The upcoming Iraqi general election in April 2014 is likely to be characterized by strong intra-sectarian competition, as opposed to previous elections that witnessed rivalries between predominantly Shiite and predominantly Sunni alliances. This is particularly true in the Shiite political arena, where rivalry is centered on three major forces: the State of Law Coalition (SLC), led by Prime Minister Nouri al-Maliki; the Muqtada al-Sadr current; and the Supreme Islamic Council, headed by Ammar al-Hakim.
Ali Shalah, a SLC lawmaker, recently said that the Shiite National Alliance is probably going to break up into several groups. Previous reports indicated that the political bloc of Deputy Prime Minister Hussein al-Shahristani, Mustaqiluun (Independents) — which is still part of the SLC — is studying the option of entering the elections as a single party.
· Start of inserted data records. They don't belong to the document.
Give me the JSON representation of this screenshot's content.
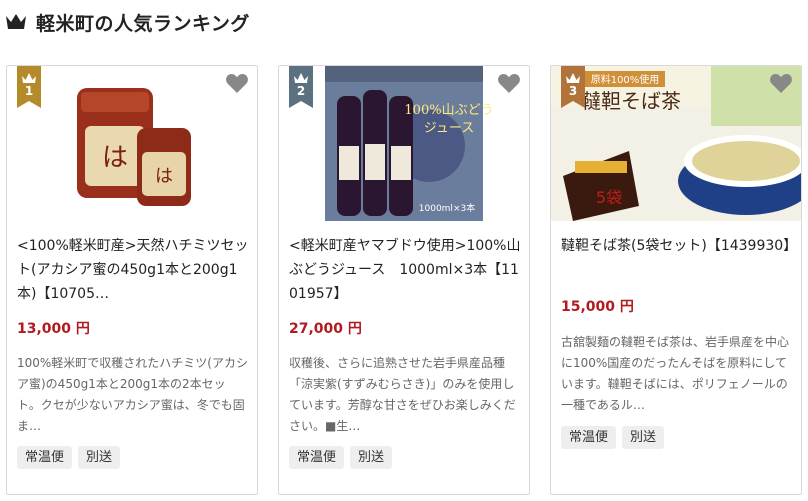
{
  "header": {
    "title": "軽米町の人気ランキング",
    "crown_icon": "crown-icon"
  },
  "colors": {
    "rank1": "#b58a2a",
    "rank2": "#5c7180",
    "rank3": "#b0733a",
    "price": "#b3191e",
    "fav": "#888888"
  },
  "cards": [
    {
      "rank": "1",
      "image_overlay_text": "",
      "name": "<100%軽米町産>天然ハチミツセット(アカシア蜜の450g1本と200g1本)【10705…",
      "price": "13,000 円",
      "description": "100%軽米町で収穫されたハチミツ(アカシア蜜)の450g1本と200g1本の2本セット。クセが少ないアカシア蜜は、冬でも固ま…",
      "tags": [
        "常温便",
        "別送"
      ]
    },
    {
      "rank": "2",
      "image_overlay_text": "100%山ぶどうジュース",
      "name": "<軽米町産ヤマブドウ使用>100%山ぶどうジュース　1000ml×3本【1101957】",
      "price": "27,000 円",
      "description": "収穫後、さらに追熟させた岩手県産品種「涼実紫(すずみむらさき)」のみを使用しています。芳醇な甘さをぜひお楽しみください。■生…",
      "tags": [
        "常温便",
        "別送"
      ]
    },
    {
      "rank": "3",
      "image_overlay_text": "韃靼そば茶",
      "name": "韃靼そば茶(5袋セット)【1439930】",
      "price": "15,000 円",
      "description": "古舘製麺の韃靼そば茶は、岩手県産を中心に100%国産のだったんそばを原料にしています。韃靼そばには、ポリフェノールの一種であるル…",
      "tags": [
        "常温便",
        "別送"
      ]
    }
  ]
}
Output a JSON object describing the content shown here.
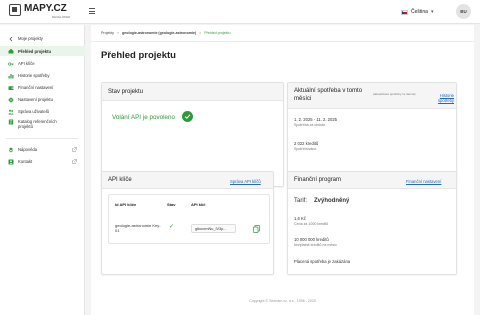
{
  "topbar": {
    "logo_text": "MAPY.CZ",
    "logo_sub": "DEVELOPER",
    "language": "Čeština",
    "avatar_initials": "BU"
  },
  "sidebar": {
    "back_label": "Moje projekty",
    "items": [
      {
        "label": "Přehled projektu",
        "icon": "home-icon",
        "active": true
      },
      {
        "label": "API klíče",
        "icon": "key-icon",
        "active": false
      },
      {
        "label": "Historie spotřeby",
        "icon": "bar-chart-icon",
        "active": false
      },
      {
        "label": "Finanční nastavení",
        "icon": "wallet-icon",
        "active": false
      },
      {
        "label": "Nastavení projektu",
        "icon": "gear-icon",
        "active": false
      },
      {
        "label": "Správa uživatelů",
        "icon": "users-icon",
        "active": false
      },
      {
        "label": "Katalog referenčních projektů",
        "icon": "catalog-icon",
        "active": false
      }
    ],
    "help_label": "Nápověda",
    "contact_label": "Kontakt"
  },
  "breadcrumb": {
    "items": [
      "Projekty",
      "geologie-astronomie (geologie-astronomie)",
      "Přehled projektu"
    ]
  },
  "page_title": "Přehled projektu",
  "project_status": {
    "title": "Stav projektu",
    "status_text": "Volání API je povoleno",
    "status_color": "#2e9b3a"
  },
  "consumption": {
    "title": "Aktuální spotřeba v tomto měsíci",
    "note": "(aktualizace spotřeby 1x denně)",
    "history_link": "Historie spotřeby",
    "period": "1. 2. 2025 - 11. 2. 2025",
    "period_caption": "Spotřeba za období",
    "credits": "2 022 kreditů",
    "credits_caption": "Spotřebováno"
  },
  "api_keys": {
    "title": "API klíče",
    "manage_link": "Správa API klíčů",
    "columns": [
      "Id API klíče",
      "Stav",
      "API klíč"
    ],
    "rows": [
      {
        "id": "geologie-astronomie Key-01",
        "key": "gtkuxrmNu_IV3p..."
      }
    ]
  },
  "finance": {
    "title": "Finanční program",
    "settings_link": "Finanční nastavení",
    "tariff_label": "Tarif:",
    "tariff_value": "Zvýhodněný",
    "price": "1,6 Kč",
    "price_caption": "Cena za 1000 kreditů",
    "free_credits": "10 000 000 kreditů",
    "free_caption": "bezplatně kreditů na měsíc",
    "paid_note": "Placená spotřeba je zakázána"
  },
  "footer": {
    "copyright": "Copyright © Seznam.cz, a.s., 1996 - 2025"
  }
}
The same is true for the Iraqiya List, which has broken up into several groups within parliament also fractured during the last provincial election. Zuhair al-A’iraji, a lawmaker from one of these groups — Free Iraqiya — predicted that the coalition will be replaced by three competing groups. The Mutahidoun bloc, led by parliament speaker Osama al-Nujaifi, has recently emerged as the largest Sunni bloc but it failed to become an alternative umbrella for all Sunni factions, as has been shown by the results of the provincial election.
For many, this might come as good news. The fragmentation of large coalitions with sectarian leaning could help de-escalate intercommunal tensions and direct electoral campaigns toward less sectarian agendas. However, this is not enough to say that sectarianism is no longer a powerful force. The intra-communal rivalry may become a conflict about who is better attached to the communal interests and, therefore, lead to more radicalization in the political discourse. Furthermore, this fragmentation is accompanied by the decline of cross-sectarian coalitions that were represented by the Iraqiya List, Unity of Iraq Coalition and, to a lesser extent, the SLC during the last general election in 2010.
In the current sectarian polarization, any genuine cross-sectarian alliance would be fragile and risk losing some traditional votes that could be won by relying on its sectarian constituency. Only small parties can take such a risk, but the current electoral law and the dominance of big parties on state institutions and the media prevent those small parties from winning more than a few seats.
Many prefer forming a cohesive alliance rather than joining a larger — but fragile — one. That preference can be traced back to the conflict that followed the general election in 2010, when the Constitutional Court interpreted the meaning of the “largest bloc,” which the law stipulates as the one allowed to form a government. The court ruled that the “largest bloc” means either the largest electoral coalition or the largest coalition that forms after the elections.
As a result, most of the major powers will avoid forming fragile coalitions that seek to reap the largest number of votes possible. They prefer to enter into cohesive coalitions to avoid fragmenting their real votes. For example, the Islamic Supreme Council previously complained about losing many votes in favor of the Sadr group after the two sides formed a single coalition.
In addition, the new electoral law adopted a “modified Sainte-Lague” system, which decreases the advantages previously granted to big parties.
Sectarian and ethnic rivalries shaped the electoral map in previous years and will continue to do so. But the next election will introduce a new and crucial element represented by the political division caused by the legacy of Maliki’s rule. The reciprocal criticisms between Sadr and Maliki suggest that the two sides are unlikely to ally and that the conflict between them will be centered on which side will attract the most Shiite votes.
There is a growing rift between Maliki’s supporters and those who fear that a third term for him will weaken their political influence and strengthen his grip on power. That rift will play a decisive role in determining the electoral alliances. The main issue in the upcoming election will not be the Sunni-Shiite conflict, but Maliki’s future.
Continue reading this article by registering and get unlimited access to:
- The award-winning Middle East Lobbying - The Influence Game
- Archived articles
- Exclusive events
- The Week in Review
- Lobbying newsletter delivered weekly